LOS ANGELES - Twelve statewide propositions appeared on the California ballot for the November 3 election and voters will decide what becomes law. Those measures cover an array of topics including stem cell research, primary voting for 17-year-olds, kidney dialysis clinics and data privacy rules.
California voters pass Proposition 14
Proposition 14 would allow California to sell $5.5 billion in general obligation bonds for continued stem cell and medical research. The measure builds on Prop 71 that was enacted by voters in 2004 to support stem cell research and authorized $3 billion in bonds. According to the League of Women Voters of California, almost all the funds from the sale of the bonds authorized by Prop 71 have been spent.
California voters reject Proposition 18
Proposition 18 would allow 17-year-olds to vote in primaries and special elections, provided they turn 18 by the November general election. At least 18 states and Washington, D.C., have adopted laws that let people younger than 18 vote in certain circumstances.
Advocates say any chance to get people in the habit of voting should be encouraged. Besides, they say, young people whose birthdays fall between the primary and the general election are at an unfair disadvantage.
The Election Integrity Project California, the main opponent to Proposition 18, says that 17-year-olds are still considered children under the law and have no business deciding elections.
California voters reject Proposition 23
Proposition 23 was placed on the ballot by unions that represent health care workers and has attracted more than $110 million in political spending to persuade voters.

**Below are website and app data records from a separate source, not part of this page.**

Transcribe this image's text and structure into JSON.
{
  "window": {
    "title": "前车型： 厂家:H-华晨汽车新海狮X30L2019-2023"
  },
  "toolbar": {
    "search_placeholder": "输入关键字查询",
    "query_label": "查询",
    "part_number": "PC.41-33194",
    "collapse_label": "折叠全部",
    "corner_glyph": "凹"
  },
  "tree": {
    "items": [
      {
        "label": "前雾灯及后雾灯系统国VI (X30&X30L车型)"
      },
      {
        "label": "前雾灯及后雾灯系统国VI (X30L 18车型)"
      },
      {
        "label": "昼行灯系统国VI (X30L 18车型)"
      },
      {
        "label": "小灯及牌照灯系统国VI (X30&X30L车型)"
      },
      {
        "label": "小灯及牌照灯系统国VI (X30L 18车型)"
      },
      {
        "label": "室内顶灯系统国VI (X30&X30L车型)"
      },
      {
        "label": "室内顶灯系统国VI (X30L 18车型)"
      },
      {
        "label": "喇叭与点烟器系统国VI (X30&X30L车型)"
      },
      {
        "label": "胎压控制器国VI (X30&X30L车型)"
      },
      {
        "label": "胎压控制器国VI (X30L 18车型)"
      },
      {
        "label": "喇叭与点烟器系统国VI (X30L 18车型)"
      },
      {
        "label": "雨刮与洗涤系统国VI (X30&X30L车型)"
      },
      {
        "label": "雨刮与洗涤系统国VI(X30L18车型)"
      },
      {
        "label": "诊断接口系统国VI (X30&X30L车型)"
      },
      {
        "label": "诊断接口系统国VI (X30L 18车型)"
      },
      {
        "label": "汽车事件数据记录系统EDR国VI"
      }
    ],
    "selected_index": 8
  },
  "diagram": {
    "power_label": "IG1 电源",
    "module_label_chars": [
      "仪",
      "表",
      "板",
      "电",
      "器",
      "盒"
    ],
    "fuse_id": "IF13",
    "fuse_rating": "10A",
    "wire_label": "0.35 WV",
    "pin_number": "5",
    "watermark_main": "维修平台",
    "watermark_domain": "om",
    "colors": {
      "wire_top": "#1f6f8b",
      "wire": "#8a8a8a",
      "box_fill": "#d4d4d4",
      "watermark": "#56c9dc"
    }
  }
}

Opponents, financed by dialysis clinic companies, say that under that mandate, between two and three doctors would be required at every facility because most are open at least 16 hours a day, creating a financial burden that could lead some clinics to close.
Proposition 23 is the second attempt by the unions to increase regulation of dialysis clinics in California, where DaVita Inc. and Fresenius Medical Care — two of the country’s largest for-profit dialysis providers — operate about three-quarters of the state’s dialysis market.
California voters pass Proposition 24
Proposition 24 would update a 2018 law that gave Californians the right to know what information companies collect about them online, the right to get that data deleted and the right to opt out of the sale of their personal information.
The new measure would triple the fines for companies that violate kids’ privacy or break laws on the collection and sale of children’s private information. It would create a dedicated state agency to enforce the new law, with an annual budget of $10 million.
It also aims to close some loopholes that proponents say companies like Facebook, Google and Spotify have exploited.